Illegal stamps have been defined by the
General Meeting of the AMDP (Worldwide Association for Philately
Expansion), during its second meeting (October 6, 2000) as illegal
issues by territories having no right in issuing stamps, or forged
issues produced by defrauders in the name of an authority having the
right to issue stamps, with the intention of cheating collectors. Examples
- a typicel example is the "omnibus" set Bénin/Congo/Timor.
The U.P.U. (Universal
Postal Union) fights these pirate issues and regularly publishes related circulars. That is also the reason for the creation of the WNS, the authentic postal stamps numbering system of the U.P.U. members.
How to recognize forged stamps?
The most difficult when a stamp is produced is to make a regular
perforation, mainly in the stamps corners. Harrow perforations or comb
ones need expensive hardware and are not profitable for the
forgers. They prefer use perforation in line, from which result these
shifts in the corners:
You can see
very well on the above sheet the shift of the perforations in the
corners of the stamp. Assuming that the Tanzania official stamps do not

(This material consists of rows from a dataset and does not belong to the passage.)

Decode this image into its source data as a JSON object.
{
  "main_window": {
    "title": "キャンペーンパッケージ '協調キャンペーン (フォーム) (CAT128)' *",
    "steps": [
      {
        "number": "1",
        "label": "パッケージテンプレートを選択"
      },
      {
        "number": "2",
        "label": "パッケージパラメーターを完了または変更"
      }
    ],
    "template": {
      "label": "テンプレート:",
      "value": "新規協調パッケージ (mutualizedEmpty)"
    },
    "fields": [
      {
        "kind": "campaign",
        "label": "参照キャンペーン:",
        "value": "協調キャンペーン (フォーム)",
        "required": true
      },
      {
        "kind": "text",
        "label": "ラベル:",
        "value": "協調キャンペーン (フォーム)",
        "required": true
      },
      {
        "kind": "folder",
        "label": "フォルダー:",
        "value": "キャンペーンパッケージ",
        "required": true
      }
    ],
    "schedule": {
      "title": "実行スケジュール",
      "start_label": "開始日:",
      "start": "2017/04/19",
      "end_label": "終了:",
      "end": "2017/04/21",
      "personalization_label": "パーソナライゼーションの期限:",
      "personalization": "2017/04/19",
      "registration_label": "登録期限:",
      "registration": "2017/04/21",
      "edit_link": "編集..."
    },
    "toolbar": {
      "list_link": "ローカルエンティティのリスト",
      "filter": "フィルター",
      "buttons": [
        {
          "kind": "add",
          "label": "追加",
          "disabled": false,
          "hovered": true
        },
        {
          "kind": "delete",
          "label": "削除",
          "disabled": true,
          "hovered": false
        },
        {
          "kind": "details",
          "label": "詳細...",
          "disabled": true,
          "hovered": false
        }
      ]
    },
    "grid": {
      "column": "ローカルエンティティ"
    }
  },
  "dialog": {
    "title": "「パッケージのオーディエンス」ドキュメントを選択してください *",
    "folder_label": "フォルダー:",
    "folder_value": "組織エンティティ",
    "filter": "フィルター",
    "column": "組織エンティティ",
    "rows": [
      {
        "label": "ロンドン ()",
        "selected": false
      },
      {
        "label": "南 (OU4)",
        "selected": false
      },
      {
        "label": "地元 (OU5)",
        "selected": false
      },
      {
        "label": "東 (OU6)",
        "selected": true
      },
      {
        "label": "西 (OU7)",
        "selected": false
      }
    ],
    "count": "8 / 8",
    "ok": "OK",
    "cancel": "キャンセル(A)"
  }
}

have this problem, it can be concluded that this shhet is false.
When the postal administration has on another hand an official
philatelic web site, you can go to this site to check the legal issues
(for exampe, Tanzania web site is: http://www.posta.co.tz/philindex.htm).
If the country has a philatelic website, a link is put on its postal
administration logo at the top of the page dedicated to this country,
as for example:
And finally, auction sites like for example Delcampe try to survey this kind of stamps, so that they are clearly identified as cinderellas during the sales process.